- Your goal
Give again, word for word, the line holding "Enumerate this screenshot's" and every line after it through the end of the data below. Omit pictures.

- Data extract
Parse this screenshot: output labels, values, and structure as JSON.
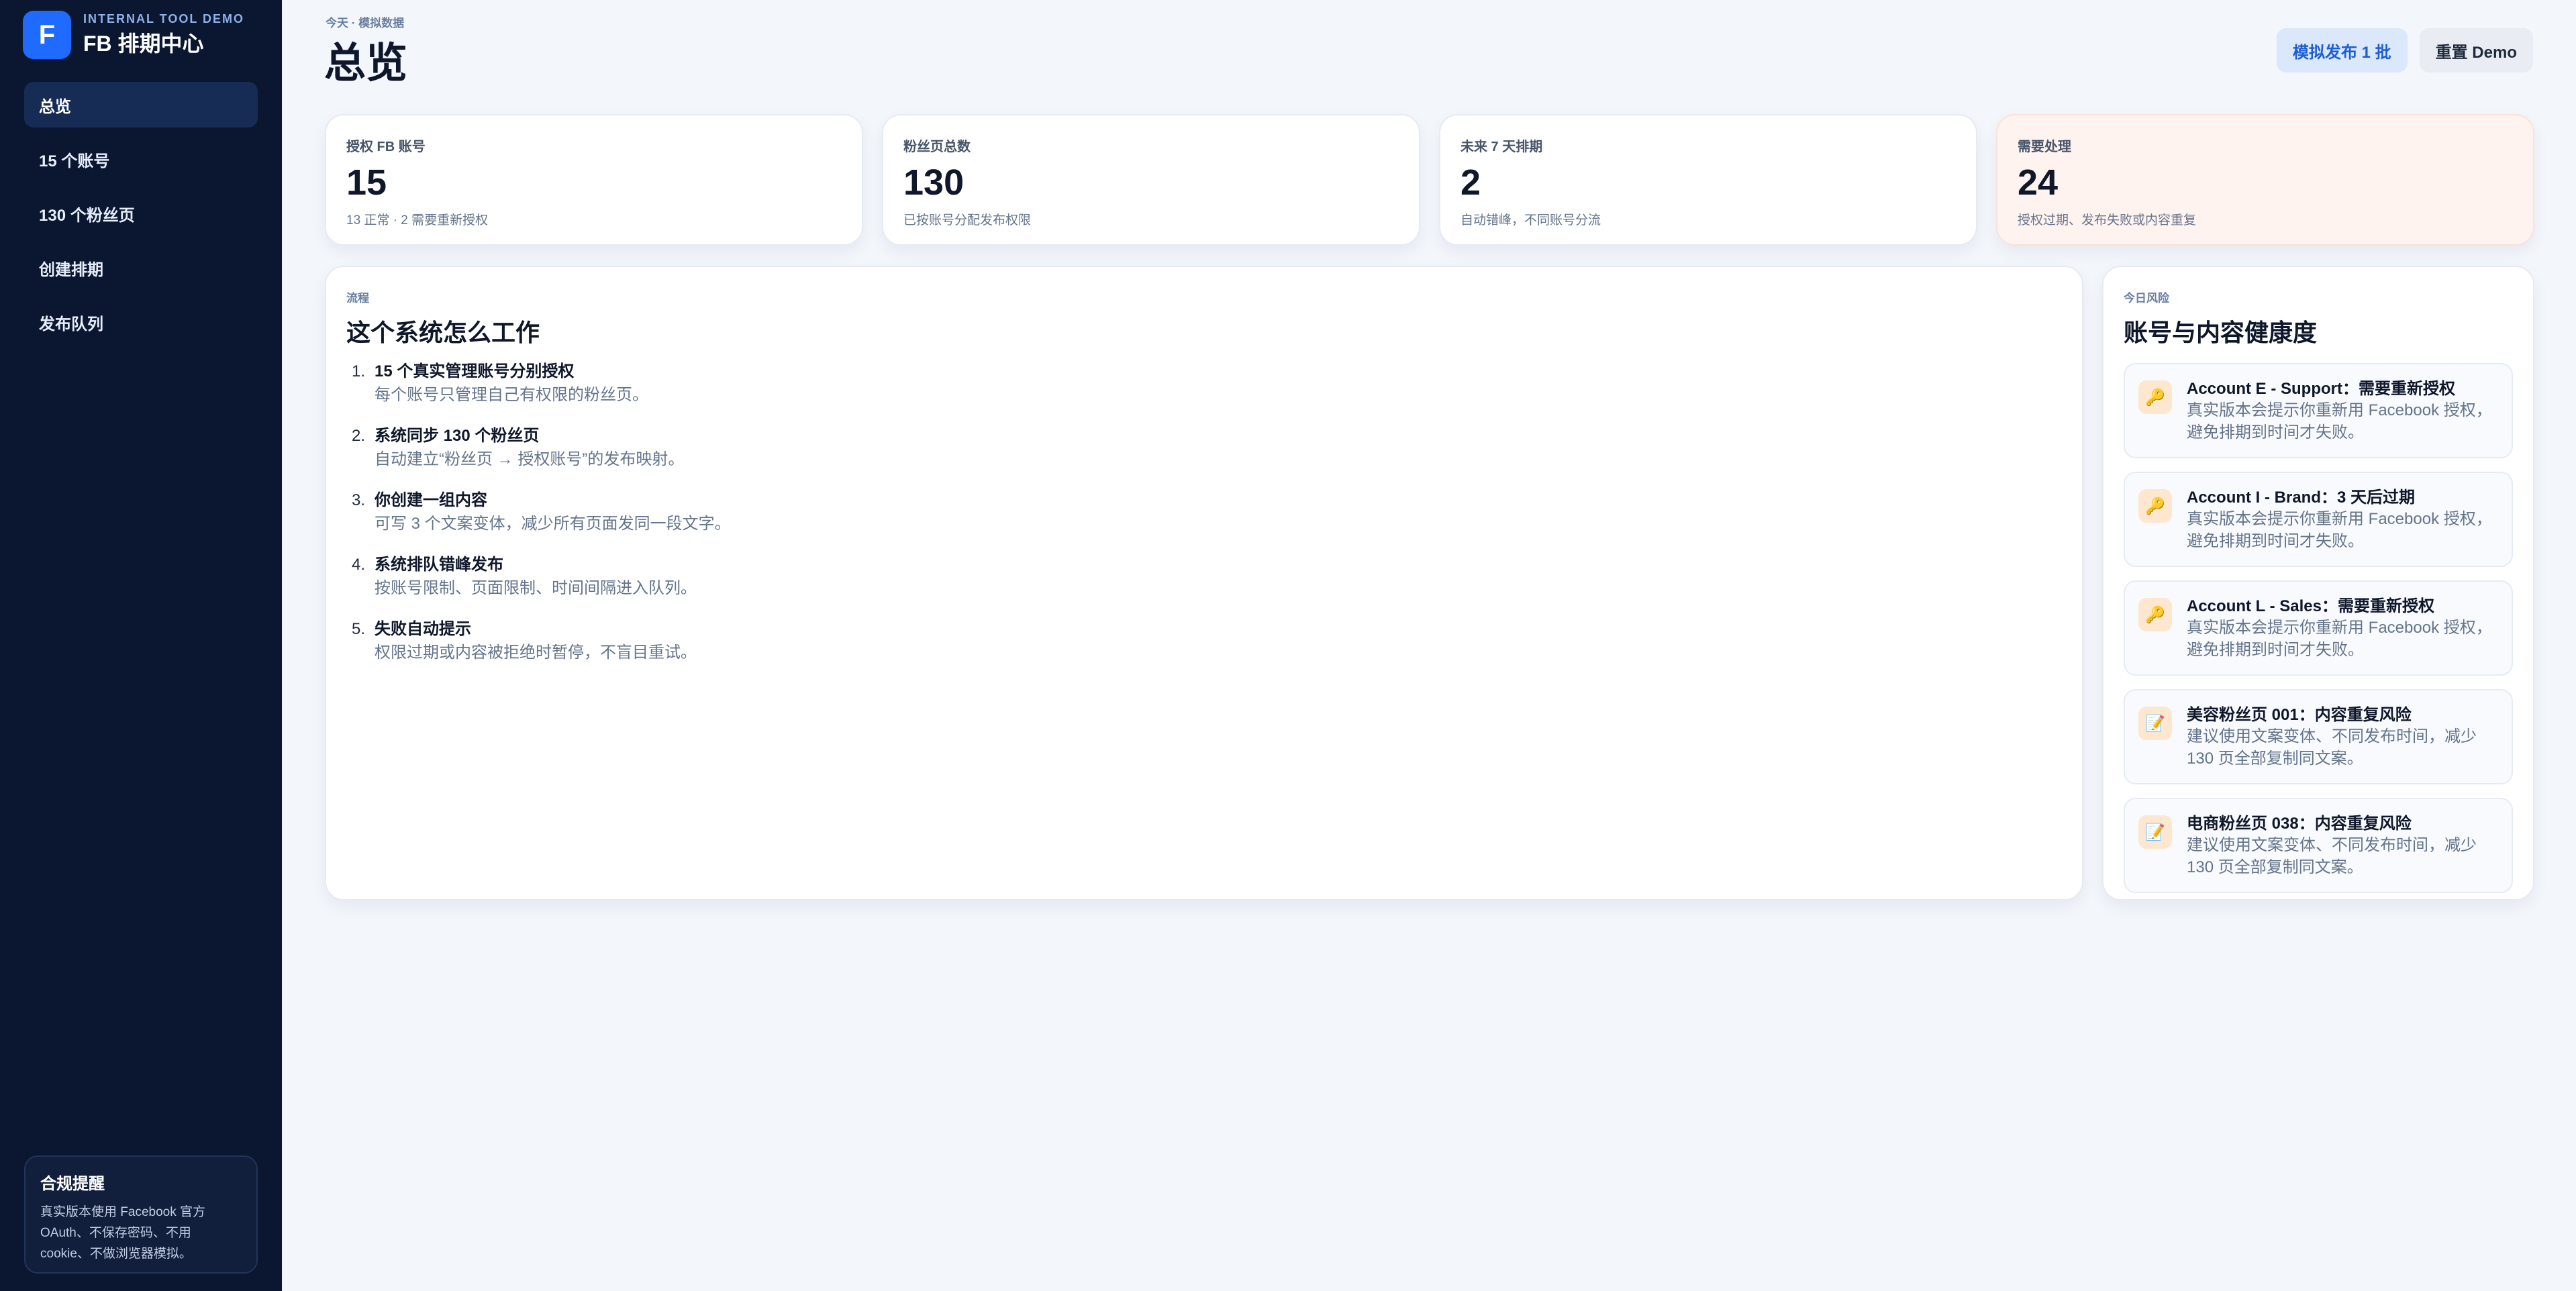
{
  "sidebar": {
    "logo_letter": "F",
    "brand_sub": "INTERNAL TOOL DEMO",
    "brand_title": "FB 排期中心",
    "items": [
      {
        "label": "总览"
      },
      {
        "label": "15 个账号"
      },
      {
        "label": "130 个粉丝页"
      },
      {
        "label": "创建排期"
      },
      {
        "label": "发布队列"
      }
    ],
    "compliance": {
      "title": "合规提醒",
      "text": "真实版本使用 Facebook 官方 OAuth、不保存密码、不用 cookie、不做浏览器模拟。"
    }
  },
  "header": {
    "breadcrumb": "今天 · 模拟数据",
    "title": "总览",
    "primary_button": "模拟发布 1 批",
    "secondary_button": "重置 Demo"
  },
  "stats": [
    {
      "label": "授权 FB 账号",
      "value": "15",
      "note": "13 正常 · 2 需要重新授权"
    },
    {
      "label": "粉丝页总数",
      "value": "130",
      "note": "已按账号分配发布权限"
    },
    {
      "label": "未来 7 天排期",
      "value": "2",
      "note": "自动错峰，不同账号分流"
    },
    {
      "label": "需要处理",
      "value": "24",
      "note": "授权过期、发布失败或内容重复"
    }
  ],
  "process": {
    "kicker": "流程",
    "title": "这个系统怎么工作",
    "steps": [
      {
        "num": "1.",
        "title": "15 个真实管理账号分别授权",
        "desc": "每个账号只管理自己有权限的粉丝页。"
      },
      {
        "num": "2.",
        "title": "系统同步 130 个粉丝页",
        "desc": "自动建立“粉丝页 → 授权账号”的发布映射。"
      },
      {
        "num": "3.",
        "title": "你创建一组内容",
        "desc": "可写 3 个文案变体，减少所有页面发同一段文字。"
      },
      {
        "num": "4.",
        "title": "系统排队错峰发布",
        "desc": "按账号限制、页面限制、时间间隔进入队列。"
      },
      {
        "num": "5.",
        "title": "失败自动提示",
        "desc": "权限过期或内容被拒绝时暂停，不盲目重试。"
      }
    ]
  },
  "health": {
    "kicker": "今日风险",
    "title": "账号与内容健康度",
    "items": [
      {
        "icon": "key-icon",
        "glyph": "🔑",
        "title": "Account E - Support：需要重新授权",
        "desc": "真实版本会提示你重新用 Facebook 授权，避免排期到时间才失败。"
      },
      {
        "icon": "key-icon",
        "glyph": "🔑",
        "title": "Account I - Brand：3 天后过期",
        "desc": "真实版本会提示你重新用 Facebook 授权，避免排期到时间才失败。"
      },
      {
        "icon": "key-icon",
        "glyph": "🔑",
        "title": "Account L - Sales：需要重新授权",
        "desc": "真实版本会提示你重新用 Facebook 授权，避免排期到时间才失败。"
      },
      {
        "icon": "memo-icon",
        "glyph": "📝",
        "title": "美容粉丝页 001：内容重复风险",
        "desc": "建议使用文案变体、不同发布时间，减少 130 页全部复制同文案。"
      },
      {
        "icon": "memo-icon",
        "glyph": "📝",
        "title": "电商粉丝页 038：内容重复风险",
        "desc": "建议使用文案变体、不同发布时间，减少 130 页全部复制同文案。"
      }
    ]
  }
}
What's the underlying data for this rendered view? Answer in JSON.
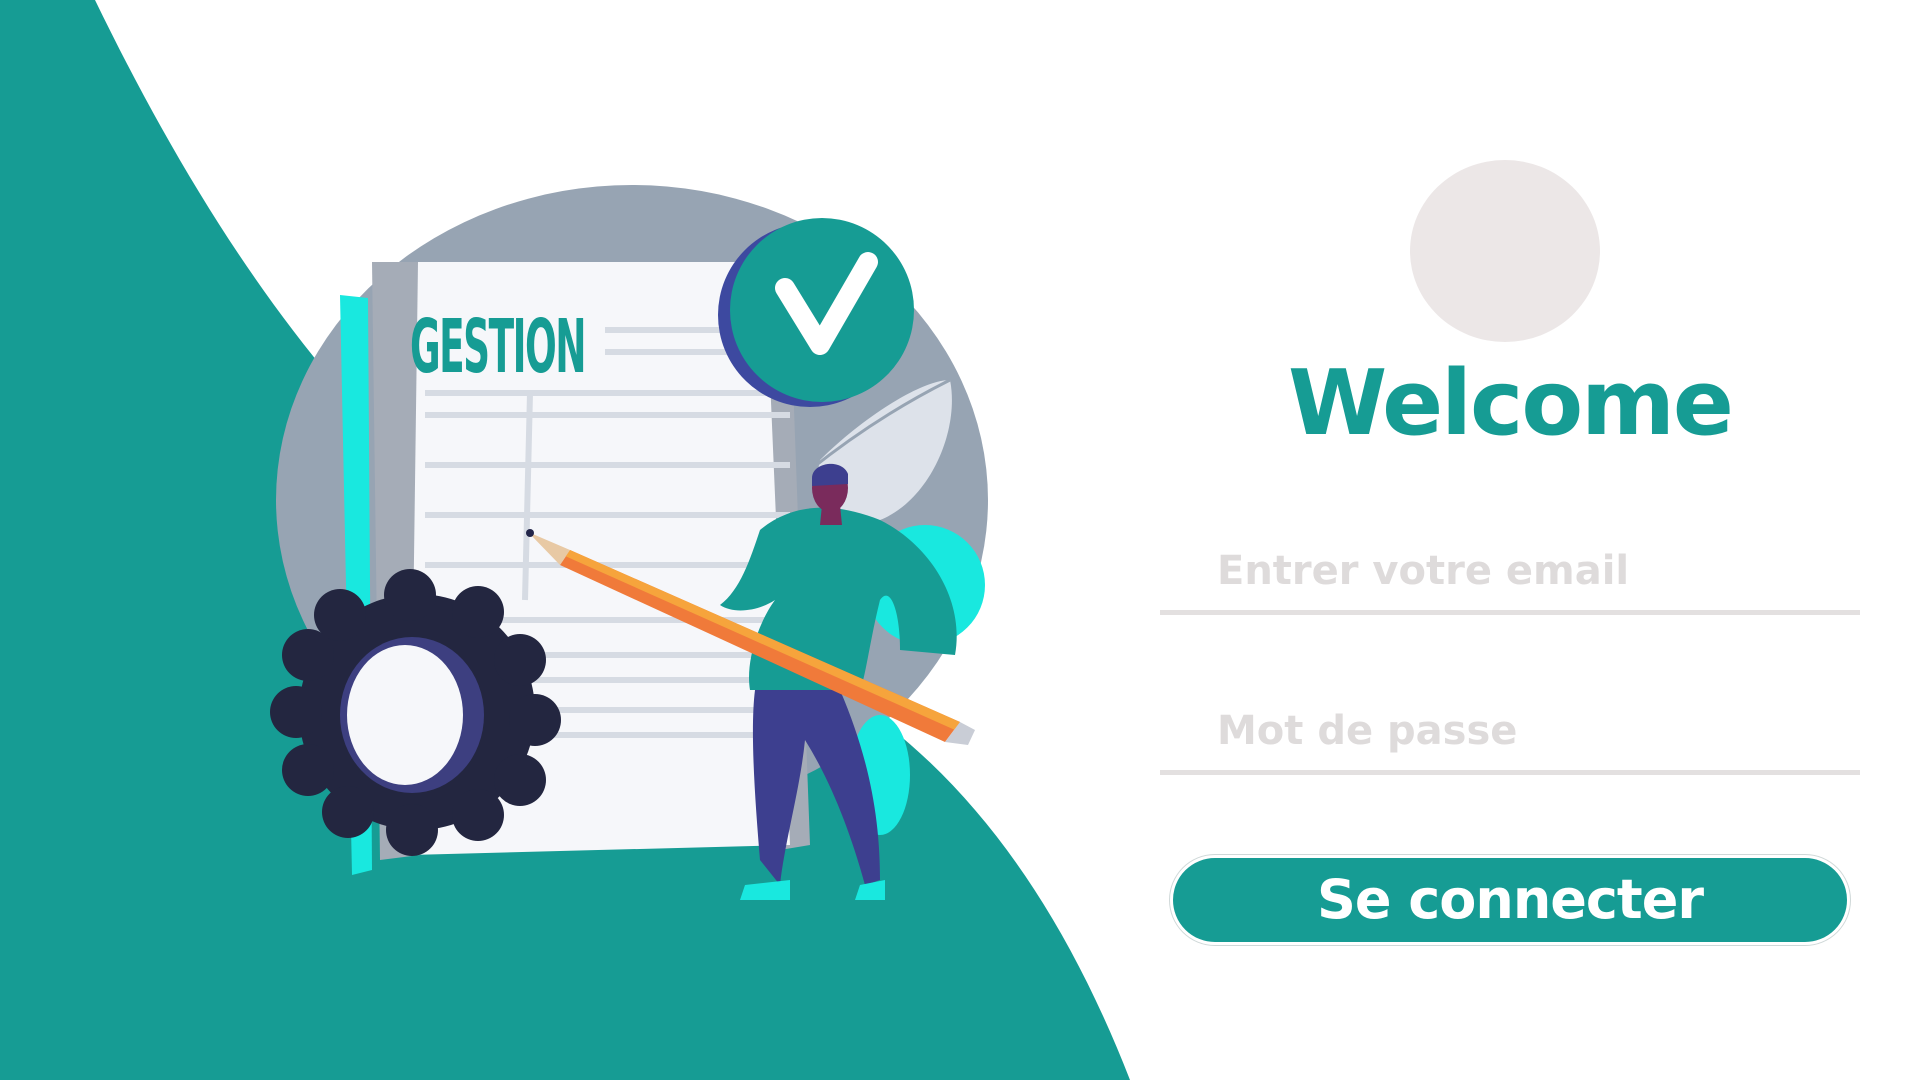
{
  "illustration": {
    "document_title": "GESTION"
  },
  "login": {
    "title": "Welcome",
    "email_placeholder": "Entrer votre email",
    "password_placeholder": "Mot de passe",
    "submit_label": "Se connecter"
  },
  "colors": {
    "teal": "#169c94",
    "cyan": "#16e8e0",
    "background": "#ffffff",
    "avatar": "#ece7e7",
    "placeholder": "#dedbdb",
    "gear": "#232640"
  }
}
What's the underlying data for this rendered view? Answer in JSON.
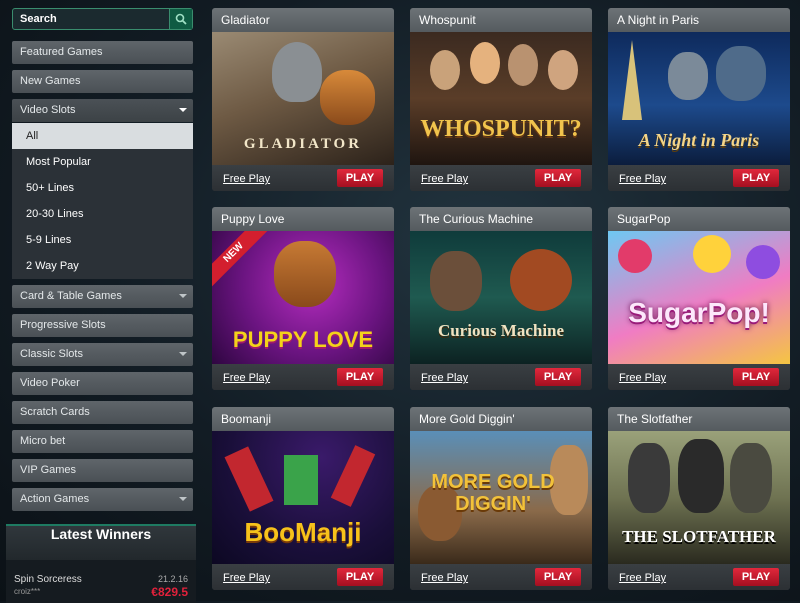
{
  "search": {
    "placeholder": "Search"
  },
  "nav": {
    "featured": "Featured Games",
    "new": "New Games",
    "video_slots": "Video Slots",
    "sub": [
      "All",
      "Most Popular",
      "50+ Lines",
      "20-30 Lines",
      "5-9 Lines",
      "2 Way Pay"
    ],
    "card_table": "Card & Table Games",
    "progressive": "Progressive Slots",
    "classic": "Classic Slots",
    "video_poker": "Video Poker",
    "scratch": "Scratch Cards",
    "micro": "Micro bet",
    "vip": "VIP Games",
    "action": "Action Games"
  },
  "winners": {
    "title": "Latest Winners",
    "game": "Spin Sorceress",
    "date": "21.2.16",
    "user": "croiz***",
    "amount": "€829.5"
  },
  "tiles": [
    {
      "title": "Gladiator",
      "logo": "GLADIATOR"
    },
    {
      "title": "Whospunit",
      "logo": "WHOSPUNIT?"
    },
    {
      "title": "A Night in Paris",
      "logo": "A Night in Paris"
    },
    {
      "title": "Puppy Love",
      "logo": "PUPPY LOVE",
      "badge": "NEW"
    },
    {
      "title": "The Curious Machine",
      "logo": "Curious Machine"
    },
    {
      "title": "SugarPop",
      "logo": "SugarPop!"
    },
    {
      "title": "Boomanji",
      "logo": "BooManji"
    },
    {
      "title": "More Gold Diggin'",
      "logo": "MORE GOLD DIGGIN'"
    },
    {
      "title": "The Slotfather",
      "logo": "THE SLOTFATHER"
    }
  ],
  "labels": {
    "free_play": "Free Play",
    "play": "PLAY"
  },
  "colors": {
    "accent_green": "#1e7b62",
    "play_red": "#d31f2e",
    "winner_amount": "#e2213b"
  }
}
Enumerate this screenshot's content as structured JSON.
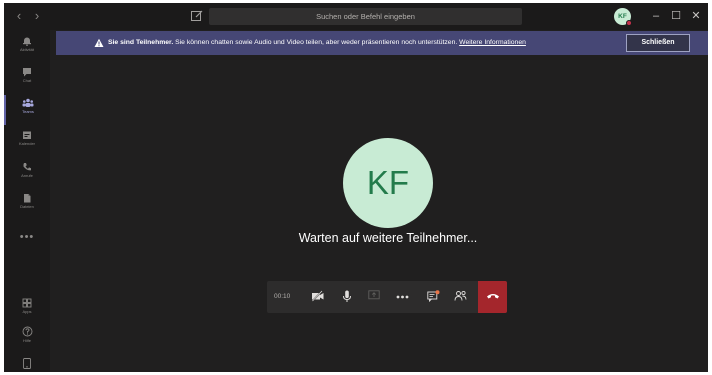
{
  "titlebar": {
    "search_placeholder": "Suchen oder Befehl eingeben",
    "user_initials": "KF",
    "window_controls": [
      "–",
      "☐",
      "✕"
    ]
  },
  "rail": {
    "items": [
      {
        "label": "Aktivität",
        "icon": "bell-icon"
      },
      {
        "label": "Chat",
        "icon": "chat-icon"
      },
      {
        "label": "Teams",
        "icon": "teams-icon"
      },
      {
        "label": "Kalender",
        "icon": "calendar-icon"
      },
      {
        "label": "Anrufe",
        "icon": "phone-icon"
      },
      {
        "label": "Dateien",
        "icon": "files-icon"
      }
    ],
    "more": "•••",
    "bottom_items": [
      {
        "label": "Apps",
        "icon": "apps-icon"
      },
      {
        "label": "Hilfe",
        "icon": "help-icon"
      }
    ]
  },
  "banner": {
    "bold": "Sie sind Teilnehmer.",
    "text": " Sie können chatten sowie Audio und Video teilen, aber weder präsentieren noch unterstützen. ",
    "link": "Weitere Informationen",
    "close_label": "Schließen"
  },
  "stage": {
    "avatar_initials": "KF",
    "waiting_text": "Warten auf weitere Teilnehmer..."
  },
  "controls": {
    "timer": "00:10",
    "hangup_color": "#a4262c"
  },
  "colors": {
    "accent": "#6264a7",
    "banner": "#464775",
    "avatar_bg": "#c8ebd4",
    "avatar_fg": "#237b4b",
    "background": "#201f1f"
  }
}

- Reply to the task
Enumerate this screenshot's content as structured JSON.
{
  "titlebar": {
    "search_placeholder": "Suchen oder Befehl eingeben",
    "user_initials": "KF",
    "window_controls": [
      "–",
      "☐",
      "✕"
    ]
  },
  "rail": {
    "items": [
      {
        "label": "Aktivität",
        "icon": "bell-icon"
      },
      {
        "label": "Chat",
        "icon": "chat-icon"
      },
      {
        "label": "Teams",
        "icon": "teams-icon"
      },
      {
        "label": "Kalender",
        "icon": "calendar-icon"
      },
      {
        "label": "Anrufe",
        "icon": "phone-icon"
      },
      {
        "label": "Dateien",
        "icon": "files-icon"
      }
    ],
    "more": "•••",
    "bottom_items": [
      {
        "label": "Apps",
        "icon": "apps-icon"
      },
      {
        "label": "Hilfe",
        "icon": "help-icon"
      }
    ]
  },
  "banner": {
    "bold": "Sie sind Teilnehmer.",
    "text": " Sie können chatten sowie Audio und Video teilen, aber weder präsentieren noch unterstützen. ",
    "link": "Weitere Informationen",
    "close_label": "Schließen"
  },
  "stage": {
    "avatar_initials": "KF",
    "waiting_text": "Warten auf weitere Teilnehmer..."
  },
  "controls": {
    "timer": "00:10",
    "hangup_color": "#a4262c"
  },
  "colors": {
    "accent": "#6264a7",
    "banner": "#464775",
    "avatar_bg": "#c8ebd4",
    "avatar_fg": "#237b4b",
    "background": "#201f1f"
  }
}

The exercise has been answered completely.